Last April the Coast Guard asked for public comment on the need to continue broadcasting high frequency (HF) high seas weather forecasts for single sideband voice, facsimile charts and text messages over radiotelex (e.g. HF NAVTEX). The Coast Guard required public comment because the infrastructure necessary to provide these services had exceeded its life expectancy and significant costs were involved to continue these services.
After reviewing and analyzing the substantial public response that overwhelmingly urged the continuation of these services, the Coast Guard’s “business case study” concluded that it was necessary to continue HF weather broadcasts. The business case study, “An Impact Assessment of Discontinuing USCG High-Frequency Radio Broadcasts of NWS Marine Weather Forecasts” is posted at: http://www.navcen.uscg.gov/marcomms/high_frequency/HF-WX_notice.htm
The study concluded:
“The responding public collectively perceives that the USCG HF broadcasts are essential to their safety. There is no viable alternative to the USCG HF broadcasts because present alternatives are perceived by the public to be out of financial reach. Also, marine weather forecasts available through these alternative sources may not guarantee the same level of accuracy, timeliness, and/or sufficiency as provided by the USCG HF broadcasts.”

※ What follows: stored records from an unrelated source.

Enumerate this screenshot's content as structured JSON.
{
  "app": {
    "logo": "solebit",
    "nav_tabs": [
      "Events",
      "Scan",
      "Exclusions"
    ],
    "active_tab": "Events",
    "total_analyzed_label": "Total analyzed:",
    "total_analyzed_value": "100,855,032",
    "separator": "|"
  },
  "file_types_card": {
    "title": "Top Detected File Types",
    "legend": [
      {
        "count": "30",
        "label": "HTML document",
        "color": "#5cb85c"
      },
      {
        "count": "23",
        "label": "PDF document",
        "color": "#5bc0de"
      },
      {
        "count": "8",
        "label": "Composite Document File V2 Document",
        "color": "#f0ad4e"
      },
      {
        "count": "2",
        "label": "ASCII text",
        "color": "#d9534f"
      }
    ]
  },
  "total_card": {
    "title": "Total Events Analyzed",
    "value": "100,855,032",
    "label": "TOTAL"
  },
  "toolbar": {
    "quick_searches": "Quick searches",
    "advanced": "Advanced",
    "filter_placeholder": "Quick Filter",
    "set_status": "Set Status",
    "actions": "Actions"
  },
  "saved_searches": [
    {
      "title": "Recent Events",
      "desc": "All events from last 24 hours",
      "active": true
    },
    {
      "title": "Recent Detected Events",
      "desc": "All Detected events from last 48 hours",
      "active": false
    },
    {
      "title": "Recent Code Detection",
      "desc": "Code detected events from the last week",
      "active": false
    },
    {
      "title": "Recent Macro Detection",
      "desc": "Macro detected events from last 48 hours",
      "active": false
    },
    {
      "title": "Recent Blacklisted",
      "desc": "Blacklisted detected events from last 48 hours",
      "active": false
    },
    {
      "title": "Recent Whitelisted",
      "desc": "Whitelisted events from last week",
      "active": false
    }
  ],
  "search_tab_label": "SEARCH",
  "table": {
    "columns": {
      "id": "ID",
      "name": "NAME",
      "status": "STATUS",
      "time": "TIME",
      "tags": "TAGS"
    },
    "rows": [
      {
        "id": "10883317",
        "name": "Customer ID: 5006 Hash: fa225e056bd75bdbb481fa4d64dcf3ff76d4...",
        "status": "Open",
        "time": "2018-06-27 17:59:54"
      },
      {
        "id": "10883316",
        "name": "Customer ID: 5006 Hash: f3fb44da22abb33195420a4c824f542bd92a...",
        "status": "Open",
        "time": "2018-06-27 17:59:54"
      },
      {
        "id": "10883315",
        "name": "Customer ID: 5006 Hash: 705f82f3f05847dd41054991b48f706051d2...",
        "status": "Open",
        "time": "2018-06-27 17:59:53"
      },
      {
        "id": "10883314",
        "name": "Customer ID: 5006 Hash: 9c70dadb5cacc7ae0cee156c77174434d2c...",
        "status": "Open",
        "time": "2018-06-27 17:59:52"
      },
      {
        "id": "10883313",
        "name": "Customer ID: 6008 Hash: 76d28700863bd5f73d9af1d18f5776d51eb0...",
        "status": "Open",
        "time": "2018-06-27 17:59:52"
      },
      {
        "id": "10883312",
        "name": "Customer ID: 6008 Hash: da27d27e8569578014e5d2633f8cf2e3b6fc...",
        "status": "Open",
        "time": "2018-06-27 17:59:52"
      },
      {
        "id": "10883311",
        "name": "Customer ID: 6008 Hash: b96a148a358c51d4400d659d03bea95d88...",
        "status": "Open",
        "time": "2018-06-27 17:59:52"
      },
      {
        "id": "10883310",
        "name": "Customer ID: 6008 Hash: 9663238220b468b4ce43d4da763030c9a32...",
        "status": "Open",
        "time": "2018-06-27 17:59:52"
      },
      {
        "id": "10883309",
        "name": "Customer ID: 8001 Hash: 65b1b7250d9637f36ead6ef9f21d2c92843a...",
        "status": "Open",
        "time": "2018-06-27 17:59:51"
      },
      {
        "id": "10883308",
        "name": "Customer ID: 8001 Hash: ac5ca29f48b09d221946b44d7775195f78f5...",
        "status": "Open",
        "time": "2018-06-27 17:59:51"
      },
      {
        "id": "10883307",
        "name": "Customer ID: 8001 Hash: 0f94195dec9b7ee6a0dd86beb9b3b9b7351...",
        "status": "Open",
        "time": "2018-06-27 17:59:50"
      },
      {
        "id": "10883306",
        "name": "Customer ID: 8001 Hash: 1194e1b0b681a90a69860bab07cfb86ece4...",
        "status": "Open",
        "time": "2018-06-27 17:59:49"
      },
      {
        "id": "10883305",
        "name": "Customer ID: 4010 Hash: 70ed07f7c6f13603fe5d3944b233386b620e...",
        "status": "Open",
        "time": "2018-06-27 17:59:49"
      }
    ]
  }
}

While the Coast Guard does not have funds necessary to replace all of its HF transmitters, funds are available to replace the 20 transmitters used for weather broadcasts.
gCaptain appreciates the letters sent after highlighting this issue in May.